The AlaMode from WyoLum is a pretty cool board that runs Arduino and stacks on top of the Raspberry Pi, connecting through its GPIO header for communication without external wiring. Here is a writeup of how to get Grbl Controller running on the AlaMode. I did have to make a modification to Grbl Controller to support it – not because of a problem with AlaMode, but rather due to assumptions I made on how the serial port would behave on any board running Grbl – see notes at the end of this page for details.
OK, here we go…
If you have completed the steps to setup Grbl Controller on the Pi, then you need to do additional steps to get the AlaMode working with Grbl Controller:
- First, configure the Pi to work with AlaMode. See this page for steps to perform.
- Next, fire up the Arduino IDE (“start” menu in lower left, then Programming)
- In the IDE, go to Tools > Board > AlaMode. Also Tools > Serial Port > /dev/ttyS0
- Load up a sketch: File > Examples > 01. Basics > Blink
- Then, Sketch > Verify/Compile (takes awhile since we are running Java on the Pi)
- Push the Upload button. In a few seconds you should see a green LED toggle once a second on the AlaMode
OK. Now you know AlaMode is working correctly. Next you need to get Grbl installed on AlaMode (note, the home symbol ~ can be replaced with /home/pi on the Pi, as I have seen problems with some keyboards not being configured correctly to display it):
- Close the Arduino IDE
- Hopefully you are now reading this page on the Pi (I prefer the Midori browser over Dillo)
- Open a terminal window to your home folder
- mkdir grbl
- Go to the Grbl home page and scroll down to the links to the various Grbl binaries and download the “Master Branch” file, which is v0.8c as of this writing is called grbl_v0_8c_atmega328p_16mhz_9600.hex and save it to the grbl folder
- cd grbl
- We need to find the arduino install, as it isn’t the same path as on the Grbl site:
- cd /
- sudo find -iname arduino
- From the results we infer that the necessary tools folder is in /usr/share/arduino/hardware/tools

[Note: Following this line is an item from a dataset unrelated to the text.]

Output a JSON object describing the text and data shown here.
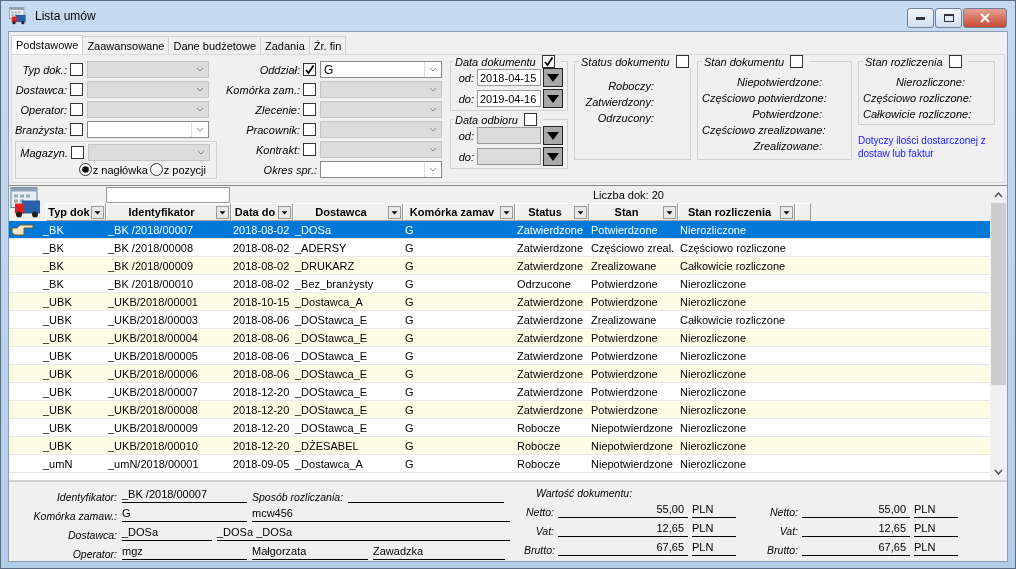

- ls /usr/share/arduino/hardware/tools
- The last command should have shown avrdude and avrdude.conf
- cd ~/grbl
- Since your arduino version is likely 1.0.1 or above, we can use this command (refer to the info on the Grbl web site):
- /usr/share/arduino/hardware/tools/avrdude -C/usr/share/arduino/hardware/tools/avrdude.conf -pm328p -b115200 -calamode -P/dev/ttyS0 -D -Uflash:w:grbl_v0_8c_atmega328p_16mhz_9600.hex
- After running the command I saw avrdude both writing and reading (verifying) the file successfully.
Let’s see if Grbl is running.
- Download minicom and run it per instructions here except point it to /dev/ttyS0
- Type $
- I successfully saw Grbl output a number of command options
Now we need to make sure Grbl Controller works correctly. Due to the special configuration required of the serial port by AlaMode, you must use at least version 3.3.8 of Grbl Controller to manually enter the serial port. This is because Grbl Controller can’t see /dev/ttyS0. Additionally, version 3.3.8 supports a pre-initialized Grbl (more on that at the end).
- Close minicom (Ctrl A, then Z, then X and hit Enter)
- cd ~/github/GrblHoming
- Type in the serial port into the edit box: /dev/ttyS0
- Click Open
- You should now be able to use Grbl Controller.